Almost three years after the Syrian war broke out, there is no sign of it ending. While fighting continues, millions of civilians caught in the crossfire have been internally displaced or have taken refuge in neighboring countries.
Although some thought the recent meeting in Geneva between the warring factions ended with little progress, U.N. mediator Lakhdar Brahimi said it laid a foundation for talks scheduled for February 10.
“Progress is very slow indeed, but the sides have engaged in an acceptable manner,” said Brahimi.
However, while the peace talks were taking place in Geneva, U.N. Undersecretary General Jeffrey Feltman was discouraged.
"We are sobered by the reality that probably not a single civilian was saved this week through the talks in Geneva,” he said.
Feltman said he will start believing in these talks once they have an impact on the suffering.
"Unfortunately I must acknowledge that 10 days after Montreuil, we are still not there yet,” he said.
The U.S. State Department estimates more than nine million people are in need of assistance in Syria, with more than six million internally displaced and about 2.5 million refugees in Egypt, Lebanon, Iraq, Jordan and Turkey.
USAID administrator Rajiv Shah, who just returned from Lebanon and Jordan, testified to the enormity of the situation.
"In Lebanon one out of every five people is from Syria… In Jordan, the influx has been so significant, it is as if the entire population of Canada moved into the United States in the last 18 months," Shah said.
Shah said the scale of this crisis is unmatched, and while the United States has led the world in providing nearly $3 billion in humanitarian and developmental assistance, it is time for the war to stop.
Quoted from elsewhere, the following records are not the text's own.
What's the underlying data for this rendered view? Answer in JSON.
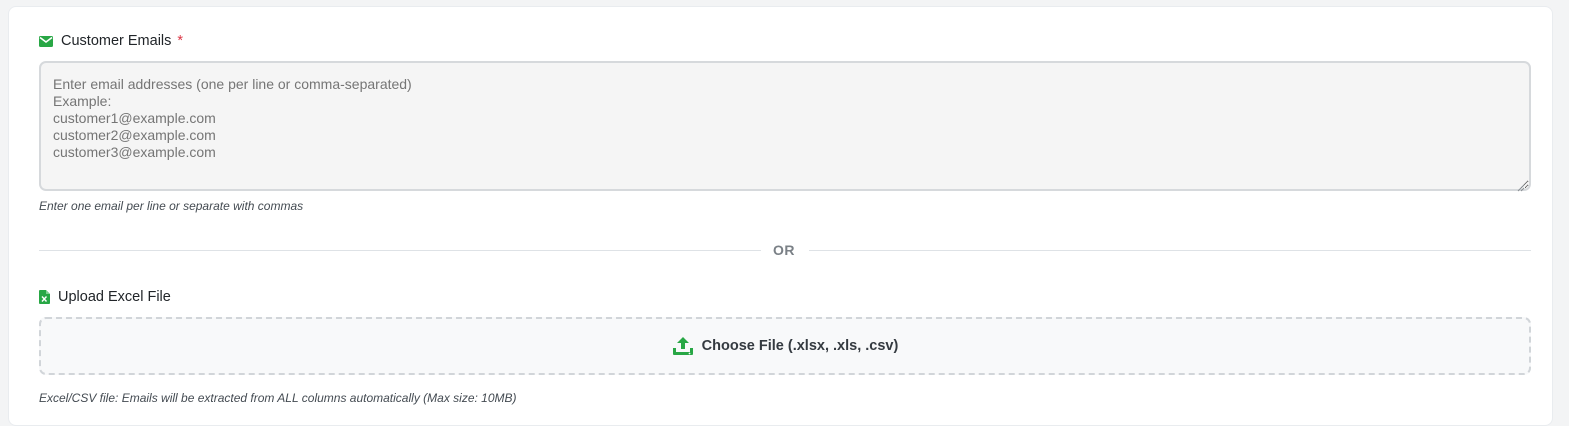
{
  "emails_section": {
    "label": "Customer Emails",
    "required_marker": "*",
    "placeholder": "Enter email addresses (one per line or comma-separated)\nExample:\ncustomer1@example.com\ncustomer2@example.com\ncustomer3@example.com",
    "help_text": "Enter one email per line or separate with commas",
    "icon": "envelope-icon"
  },
  "divider": {
    "text": "OR"
  },
  "upload_section": {
    "label": "Upload Excel File",
    "icon": "excel-file-icon",
    "button_label": "Choose File (.xlsx, .xls, .csv)",
    "button_icon": "upload-icon",
    "help_text": "Excel/CSV file: Emails will be extracted from ALL columns automatically (Max size: 10MB)"
  },
  "colors": {
    "accent_green": "#28a745",
    "required_red": "#dc3545"
  }
}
"All the programs and humanitarian assistance of the world are not going to change the dynamic. You are going to need some kind of a political settlement,” he said.
The problem of access also presents a huge challenge for humanitarian workers.
“Without access, money means nothing,” said Encho Gospodinov, the European Commission’s Special Advisor.
Gospodinov said it's frustrating to sit on trucks full of food and medicine and not be able to deliver it. He also pointed out that providing education for the Syrian children living in camps is as important as trying to feed them.